Resulted in over $11 million dollars worth of marijuana being sold according to several media outlets. I’m not sure where that number is being pulled from, but regardless of how close to the exact dollar amount the figure is, I think that we can all agree that Oregon medical marijuana dispensaries sold A LOT of recreational flower since sales started on October 1st. I read an article on the Oregon Cannabis Connection website that did a great job of highlighting calls from activists for using this new found source of revenue to help low income Oregon Medical Marijuana Program (OMMP) patients. Below is an excerpt from that article, via the Oregon Cannabis Connection:
A few years ago the Oregon Health Authority fees for the medical program increased by double, they stopped offering reduced fees to qualifying low income patients, and even added additional fees like a “change of grower” fee. Now that the state will likely have a massive surplus of tax revenue from the recreational market, the opportunity to remove the onerous fee structure they placed on patients is apparent, but patient advocates aren’t holding their breaths.
Anthony Tayor of Compassionate Oregon, one of the states leading patient advocacy groups, explained to OCC, “Prior to the start of early adult sales we advocated for dispensaries to set aside some of the revenue recreational sales generate to subsidize patient costs.”
“It would be wonderful if the legislature could come up with a scenario that would do just that,” Taylor added. “Unfortunately they are awfully fond of the extra revenue being generated by patients to advance such a plan.”
Clinics that have seen the higher fees the past few years understand what the patients experience. And, considering that adult sales would have never happened without the medical marijuana program, Keith McCann, the Executive Director of Compassion Center in Eugene, explained, “I believe the success of the medical program is what got this cannabis movement going here in Oregon.”
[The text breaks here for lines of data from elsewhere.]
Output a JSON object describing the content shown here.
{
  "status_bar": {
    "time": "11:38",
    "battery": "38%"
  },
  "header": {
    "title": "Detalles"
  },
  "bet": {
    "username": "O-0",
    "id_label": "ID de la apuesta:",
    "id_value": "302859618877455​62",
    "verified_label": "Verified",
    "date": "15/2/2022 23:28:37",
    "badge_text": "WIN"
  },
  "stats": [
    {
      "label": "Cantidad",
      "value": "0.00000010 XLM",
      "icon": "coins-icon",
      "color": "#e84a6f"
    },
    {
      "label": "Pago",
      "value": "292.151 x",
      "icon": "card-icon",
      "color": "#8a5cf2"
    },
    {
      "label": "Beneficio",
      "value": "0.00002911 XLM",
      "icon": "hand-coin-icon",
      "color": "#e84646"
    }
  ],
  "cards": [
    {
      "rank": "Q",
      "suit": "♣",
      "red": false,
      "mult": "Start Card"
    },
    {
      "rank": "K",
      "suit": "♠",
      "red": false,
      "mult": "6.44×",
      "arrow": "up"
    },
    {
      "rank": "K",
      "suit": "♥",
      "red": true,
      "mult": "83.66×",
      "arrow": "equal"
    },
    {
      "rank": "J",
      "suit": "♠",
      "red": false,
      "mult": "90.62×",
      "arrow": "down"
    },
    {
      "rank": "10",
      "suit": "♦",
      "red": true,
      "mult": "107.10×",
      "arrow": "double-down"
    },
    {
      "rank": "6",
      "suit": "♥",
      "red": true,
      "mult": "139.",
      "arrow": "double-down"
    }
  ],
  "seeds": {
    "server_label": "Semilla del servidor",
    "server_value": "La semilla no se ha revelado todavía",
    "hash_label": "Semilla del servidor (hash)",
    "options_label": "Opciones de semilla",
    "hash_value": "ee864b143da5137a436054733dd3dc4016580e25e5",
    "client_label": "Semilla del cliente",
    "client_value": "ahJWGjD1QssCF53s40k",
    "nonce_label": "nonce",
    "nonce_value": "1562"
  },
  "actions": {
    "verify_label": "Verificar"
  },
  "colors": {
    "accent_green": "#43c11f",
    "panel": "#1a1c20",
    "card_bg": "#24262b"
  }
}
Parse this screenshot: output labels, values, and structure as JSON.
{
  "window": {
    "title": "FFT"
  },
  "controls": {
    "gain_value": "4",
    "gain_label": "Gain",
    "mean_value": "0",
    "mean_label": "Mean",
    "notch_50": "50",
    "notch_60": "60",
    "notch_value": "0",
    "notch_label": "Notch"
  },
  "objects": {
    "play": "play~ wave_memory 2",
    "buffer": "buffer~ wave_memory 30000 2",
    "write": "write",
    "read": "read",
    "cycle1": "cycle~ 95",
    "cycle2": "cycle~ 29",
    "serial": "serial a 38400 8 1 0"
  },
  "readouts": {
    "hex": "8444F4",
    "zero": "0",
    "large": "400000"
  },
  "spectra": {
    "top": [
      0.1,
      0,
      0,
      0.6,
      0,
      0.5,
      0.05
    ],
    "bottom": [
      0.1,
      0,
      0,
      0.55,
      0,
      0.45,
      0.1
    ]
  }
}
“We need to relieve the patients from the burden and expense of entering in to the ommp,” McCann explained further. “I can’t see any other justified reason not to, and with 11 million in revenue, it would be shameful not to give back to the medical patient community by making it affordable to obtain or renew your card.”
Oregon’s Advisory Committee on Medical Marijuana, or ACMM, advises the Oregon Health Authority on the fee structure every year, and they have long thought the fees were too high.
“We have always believed that the standard fee of $200 was too high for this self-supporting program,” explained Cheryl Smith, Chair of the ACMM. “In light of all the new income that is expected to be forthcoming from adult use cannabis taxation, it seems even more timely to bring the fee down to a reasonable sum.”
I have always had a tremendous amount of respect and admiration for Anthony Taylor. He has worked very hard to represent the OMMP community at the Oregon State Capital in Salem, and I tip my hat to the work he has done, and the work he will do in the future. I hope that every dispensary in Oregon that sells recreational marijuana listens to what Anthony Taylor and others are saying. I used to be an OMMP patient, but was pushed out of the program when it became too expensive to afford, and there are patients out there that are much worse off than I am for sure, so I can only imagine how hard things are for them.
I know that Canna and the City in the Portland, Oregon area has already set up a ‘compassion fund’ for patients that are experiencing financial hardships. Imagine if every dispensary was doing that. I tip my hat to Canna and the City, and urge all readers to frequent their dispensary to show them how much you appreciate dispensaries that ‘get it.’ They are located at 3607 SW Corbett Ave, Portland, OR 97239 Contact your legislators and let them know that now that recreational marijuana sales are allowed in Oregon, that it’s time to revisit the OMMP’s fee amounts. If the Oregon Legislature made some necessary changes AND dispensaries set up compassion funds, I think that it would help virtually every patient that is experiencing financial hardships. With so much money flying around right now, there’s simply no excuse to not make it happen. We can do this Oregon, let’s show some compassion!